“That’s something you measure with your heart.”

Shelby has even started painting again, selling a few art prints and original work on her blog.

After our interview I observe her record a watercolor painting tutorial for a new mini course.

Before hitting “record” she begins by carefully taping the edges of the watercolor paper in place using thick blue painters tape, while explaining to me that this video will teach people how to paint their own watercolor galaxies.

She hits record and claps to sync the audio for both cameras, one in front of her and one above the paper. She takes a deep breath and pulls back her hair. For a few seconds it’s silent – cameras rolling.


“Alright,” she says to the camera in front of her as her eyes brighten, “it’s time to begin learning the very basics of watercolor galaxies.” Then she stops.

She takes another breath and starts again, trying another intro.

iaac-shelby-abrahamsen-paintingShe restarts a few times like that until she gets into her groove, explaining to me how grateful she is to have a video editor now who will find the best take and put it all together for her.

But once her paintbrush dips into the yellow and crimson paint she’s using today she talks almost nonstop, with an enthusiasm that is impossible to imagine anyone finding annoying. She talks while adding layers of bright colors that intermingle with the surrounding black paint to create what looks to me not like a painting but like a real-life galaxy photograph.

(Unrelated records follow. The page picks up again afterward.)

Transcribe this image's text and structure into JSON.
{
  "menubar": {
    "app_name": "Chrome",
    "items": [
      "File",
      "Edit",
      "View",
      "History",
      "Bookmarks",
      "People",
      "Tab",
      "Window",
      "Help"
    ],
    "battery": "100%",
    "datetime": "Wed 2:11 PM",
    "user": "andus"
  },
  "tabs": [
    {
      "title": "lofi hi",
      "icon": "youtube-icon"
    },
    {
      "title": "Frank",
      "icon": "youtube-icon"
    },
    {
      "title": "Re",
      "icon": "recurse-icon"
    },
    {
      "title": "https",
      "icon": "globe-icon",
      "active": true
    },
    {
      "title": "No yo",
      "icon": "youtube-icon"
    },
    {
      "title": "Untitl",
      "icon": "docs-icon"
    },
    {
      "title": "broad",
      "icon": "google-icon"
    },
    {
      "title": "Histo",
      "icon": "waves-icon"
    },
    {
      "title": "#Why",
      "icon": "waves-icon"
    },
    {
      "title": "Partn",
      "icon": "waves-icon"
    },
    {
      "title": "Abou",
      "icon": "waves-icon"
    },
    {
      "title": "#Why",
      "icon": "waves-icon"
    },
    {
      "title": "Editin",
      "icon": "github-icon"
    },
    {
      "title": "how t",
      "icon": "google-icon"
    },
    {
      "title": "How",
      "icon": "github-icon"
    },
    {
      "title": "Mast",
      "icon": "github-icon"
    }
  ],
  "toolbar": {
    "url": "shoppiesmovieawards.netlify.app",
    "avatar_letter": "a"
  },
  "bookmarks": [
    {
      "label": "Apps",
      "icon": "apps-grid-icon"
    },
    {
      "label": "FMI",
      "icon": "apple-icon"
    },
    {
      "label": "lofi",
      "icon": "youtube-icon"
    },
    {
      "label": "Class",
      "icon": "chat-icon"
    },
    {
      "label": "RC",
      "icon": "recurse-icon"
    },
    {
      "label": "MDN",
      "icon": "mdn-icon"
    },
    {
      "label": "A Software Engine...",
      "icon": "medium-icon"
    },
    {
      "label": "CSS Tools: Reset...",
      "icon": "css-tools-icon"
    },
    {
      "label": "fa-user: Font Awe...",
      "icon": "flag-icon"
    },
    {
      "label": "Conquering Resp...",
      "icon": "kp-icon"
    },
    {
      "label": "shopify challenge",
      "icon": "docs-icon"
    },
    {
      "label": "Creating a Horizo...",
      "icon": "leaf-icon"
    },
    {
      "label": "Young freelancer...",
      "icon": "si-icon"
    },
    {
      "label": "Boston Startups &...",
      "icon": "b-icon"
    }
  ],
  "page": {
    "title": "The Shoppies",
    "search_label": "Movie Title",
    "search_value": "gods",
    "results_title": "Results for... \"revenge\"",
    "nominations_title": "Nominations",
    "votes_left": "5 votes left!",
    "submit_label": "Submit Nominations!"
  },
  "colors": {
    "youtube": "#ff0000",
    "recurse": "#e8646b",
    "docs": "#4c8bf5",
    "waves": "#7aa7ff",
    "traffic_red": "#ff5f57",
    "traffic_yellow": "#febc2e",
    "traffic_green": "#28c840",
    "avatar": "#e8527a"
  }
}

At some point I stop taking notes, lost in a kind of meditative painting trance, the paint pooling and merging together, the water making a sound every time she dips the brush, like a fish tank bubbling.

Then I find myself thinking, “Maybe I’ll try watercolor someday.” As a bit of a perfectionist myself, watercolor has always eluded me – so much is out of your control, the paint running and bleeding and flowing with a mind of its own. No, thank you.

But today I think maybe watercolor would be perfect for a perfectionist because in watercolor, messy is perfect.

iaac-shelby-abrahamsen-galaxy-painting-side“You don’t need to be perfect with watercolor galaxies,” Shelby says to the camera as if reading my mind. “You don’t need to be perfect for that matter.”

She finishes the galaxy and it looks like pure light slicing through darkness, edged in pink.

She places her whole hand on the finished painting to see if it’s dry enough.

And that’s when I realize she’s not done yet.

She still has to add the stars.

She dips a toothbrush in chalky white paint and drags her thumb across the bristles to scatter tiny stars.

“When are you done adding the stars?” She asks the camera calmly, in her own Bob-Ross-esque tone. “That’s something you measure with your heart.”

She finishes by adding a few bigger stars with a brush, drying it all again very carefully with her dryer tool, and then peeling off the tape to reveal the finished painting.

It’s gorgeous, alive, and impossibly colorful. After a moment of silence, she assures the camera: “It’s really not that hard. It just takes a couple of layers and a willingness to get a little messy.”


You can connect with Shelby on Instagram, subscribe to her email list, and learn more at

Writer's note: Loving these creator stories? I'm looking to set up some Zoom calls with readers in the next month and would love to know more about you! If you've read (or listened to) at least two creator stories email me at isa[at] and tell me why you read these stories and what you've gotten out of them so far!

Support your growing business

ConvertKit helps creators like you grow your audience, connect and build a relationship with that audience, and earn a living online by selling digital products.

Start a free 14-day ConvertKit trial

Isa Adney

Isa is an author and writer and has profiled incredible creators and artists, including Oscar, Grammy, Emmy, and Tony winners. When she’s not writing or interviewing creators, she’s probably walking her dog Stanley, working on her next book, or listening to the Hamilton soundtrack for the 300th time.

< Previous Story
The power in telling your story
Next Story >
“The cloth I’m cut from”

The future belongs to creators

ConvertKit helps creators like you take their projects from idea to reality. It's never been easier to build an audience and grow a business. And you can do it all for free.

Launch your next project